Traditionally, operators have simply replaced or drained their oils through a hose and a floor filter, but newer fryers and filter technology can make the ordeal less time-consuming and can significantly extend the life of your cooking oil. Brugler points out that many new models come with built-in filtration systems, which can save time and help achieve maximum oil life. However, other products can help those without this technology. External filtration systems, which can be immersed in your frying oil, are great for fryers with or without an existing internal filtering system, says Michael Kempf, director of SYS System filtration. “The basic advantage is, there’s no need to drain the oil,” he says. “When used without or in addition to an existing filter system, you can extend the life of your oil by 30% to 50%.” Kempf notes an immersion system can filter the oil up to eight times in four minutes. Many filters remove food particles as small as 20 microns in size, and the latest filters can weed out particles as small as 5 microns in size. “Food particles are responsible for the degradation of oil,” Kempf points out.

Regular cleaning will also help you get the most life out of your machine. While you should fi lter your oil daily—maybe even twice a day if you’re cooking a high volume of battered and/or breaded foods—your machine should be cleaned every time you change your oil to keep your equipment in working order. Fry pots and internal filters are the most important parts to keep clean. Brugler recommends what she calls a “boil out,” where the fryer is filled with oil and an industrial cleaner and then allowed to clean itself, and she points out that Energy Star-certified equipment can lead to lower utility bills as well.

Safety First

Any fry cook may get the occasional burn, but certain safety measures can help avoid even these little mishaps. Foremost is training. As Volker notes, no one in his five-man kitchen touches the fryer without proper operational knowledge. Mark Cilibrasi, marketing manager for Autofry, a manufacturer in Northborough, Massachusetts, points out that certain features, such as flaps that cover the oil pots at all times and an internal fire extinguisher, can be effective safety measures. “In the instance someone turns the fryer on without oil, these systems protect your employees if a fire starts,” he explains. Merdasie uses fully enclosed fryers in his kitchen and has yet to have any serious problems; this safety feature even cuts down on his insurance costs. “The only time we see the oil is when we filter it!” he laughs.

Cilibrasi and Brugler both point out it’s important to ask your manufacturer about features such as censors that can cut off the machine at certain temperatures, and safety valves on filter pans for fryers with built-in filtration. “There are even fryers on the market right now with automatic-fill features,” Brugler says. “Anytime you can avoid handling oil, it’s a good thing.”
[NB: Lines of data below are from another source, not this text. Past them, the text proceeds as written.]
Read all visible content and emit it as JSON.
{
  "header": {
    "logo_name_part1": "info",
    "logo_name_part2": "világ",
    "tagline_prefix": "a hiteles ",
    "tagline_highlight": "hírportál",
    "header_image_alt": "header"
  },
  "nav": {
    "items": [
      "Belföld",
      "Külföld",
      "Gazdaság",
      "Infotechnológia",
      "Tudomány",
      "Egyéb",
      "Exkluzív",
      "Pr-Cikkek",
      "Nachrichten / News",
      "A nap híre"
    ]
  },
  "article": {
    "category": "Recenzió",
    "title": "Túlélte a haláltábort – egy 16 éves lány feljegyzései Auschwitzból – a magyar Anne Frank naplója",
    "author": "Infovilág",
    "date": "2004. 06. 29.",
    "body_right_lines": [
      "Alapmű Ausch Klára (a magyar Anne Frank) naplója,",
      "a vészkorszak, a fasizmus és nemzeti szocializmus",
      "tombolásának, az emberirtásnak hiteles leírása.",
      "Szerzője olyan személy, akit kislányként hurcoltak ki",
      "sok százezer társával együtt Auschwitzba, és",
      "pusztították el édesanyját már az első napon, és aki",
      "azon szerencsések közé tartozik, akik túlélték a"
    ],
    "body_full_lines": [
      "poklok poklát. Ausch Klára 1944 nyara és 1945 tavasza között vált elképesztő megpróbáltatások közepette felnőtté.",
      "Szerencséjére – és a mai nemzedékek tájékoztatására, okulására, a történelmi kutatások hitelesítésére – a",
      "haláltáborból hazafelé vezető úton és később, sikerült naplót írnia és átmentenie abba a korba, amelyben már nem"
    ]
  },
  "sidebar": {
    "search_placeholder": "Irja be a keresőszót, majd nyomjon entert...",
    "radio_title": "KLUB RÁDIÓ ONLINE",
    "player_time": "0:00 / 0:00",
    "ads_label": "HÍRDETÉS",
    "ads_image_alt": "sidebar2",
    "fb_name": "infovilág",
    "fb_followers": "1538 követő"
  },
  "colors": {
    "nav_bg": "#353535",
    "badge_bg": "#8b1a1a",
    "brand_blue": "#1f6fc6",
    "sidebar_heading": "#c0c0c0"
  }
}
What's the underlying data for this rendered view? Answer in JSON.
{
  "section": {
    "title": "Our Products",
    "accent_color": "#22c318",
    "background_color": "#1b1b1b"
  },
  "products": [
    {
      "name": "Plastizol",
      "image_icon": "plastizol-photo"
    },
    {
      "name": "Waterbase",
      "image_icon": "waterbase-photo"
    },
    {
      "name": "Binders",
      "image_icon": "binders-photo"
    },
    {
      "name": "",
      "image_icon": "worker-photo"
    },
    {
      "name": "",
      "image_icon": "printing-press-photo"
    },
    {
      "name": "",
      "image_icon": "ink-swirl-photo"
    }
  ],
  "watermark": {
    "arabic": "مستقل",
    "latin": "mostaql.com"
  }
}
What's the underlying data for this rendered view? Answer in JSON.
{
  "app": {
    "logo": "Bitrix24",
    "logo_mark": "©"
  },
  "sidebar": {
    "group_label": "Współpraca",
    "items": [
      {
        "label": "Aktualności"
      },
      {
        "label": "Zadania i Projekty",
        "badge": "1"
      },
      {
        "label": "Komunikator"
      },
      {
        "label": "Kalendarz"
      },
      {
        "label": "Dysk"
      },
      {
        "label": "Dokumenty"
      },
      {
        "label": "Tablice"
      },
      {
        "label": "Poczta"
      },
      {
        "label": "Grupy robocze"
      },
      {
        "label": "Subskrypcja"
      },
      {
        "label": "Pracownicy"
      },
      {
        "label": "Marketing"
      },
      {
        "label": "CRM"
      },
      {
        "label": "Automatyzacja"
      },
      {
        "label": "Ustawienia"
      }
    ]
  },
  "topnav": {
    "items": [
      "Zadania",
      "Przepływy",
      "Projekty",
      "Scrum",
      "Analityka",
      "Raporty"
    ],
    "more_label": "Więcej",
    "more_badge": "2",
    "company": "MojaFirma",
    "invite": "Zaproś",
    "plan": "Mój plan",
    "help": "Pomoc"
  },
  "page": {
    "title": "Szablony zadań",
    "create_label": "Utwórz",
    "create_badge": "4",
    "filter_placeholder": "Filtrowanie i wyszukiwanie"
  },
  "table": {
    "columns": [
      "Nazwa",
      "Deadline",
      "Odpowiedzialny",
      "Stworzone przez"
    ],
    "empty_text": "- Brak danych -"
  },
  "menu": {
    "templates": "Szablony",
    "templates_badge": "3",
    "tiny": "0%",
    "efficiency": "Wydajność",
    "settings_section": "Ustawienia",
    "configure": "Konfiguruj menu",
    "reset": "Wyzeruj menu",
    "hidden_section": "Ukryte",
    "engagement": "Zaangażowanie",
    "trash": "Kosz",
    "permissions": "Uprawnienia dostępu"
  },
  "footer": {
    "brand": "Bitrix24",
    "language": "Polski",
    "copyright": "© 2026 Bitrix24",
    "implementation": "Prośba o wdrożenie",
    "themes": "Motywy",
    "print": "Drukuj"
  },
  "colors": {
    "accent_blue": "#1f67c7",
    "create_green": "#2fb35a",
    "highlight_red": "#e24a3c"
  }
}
Quality fryers can last for decades when properly cared for, and the latest technology has made maintenance and operation even easier for today’s kitchen staffs. Don’t make any purchases before understanding your space and discussing your options with manufacturer to save room and possibly money on your utility bills. Even if you still depend on an older deep fryer model, you can still benefit from filtration technology that can help cut down on your oil bill for years to come—especially if you fry heavily battered foods. Functionality and sustainability aside, explore available safety features to prevent kitchen accidents. Both manufacturers and operators agree it’s better to spend more money on the front end so you don’t have to spend years paying for excess oil and frequent repairs.

Andrew Abernathy is PMQ’s associate editor.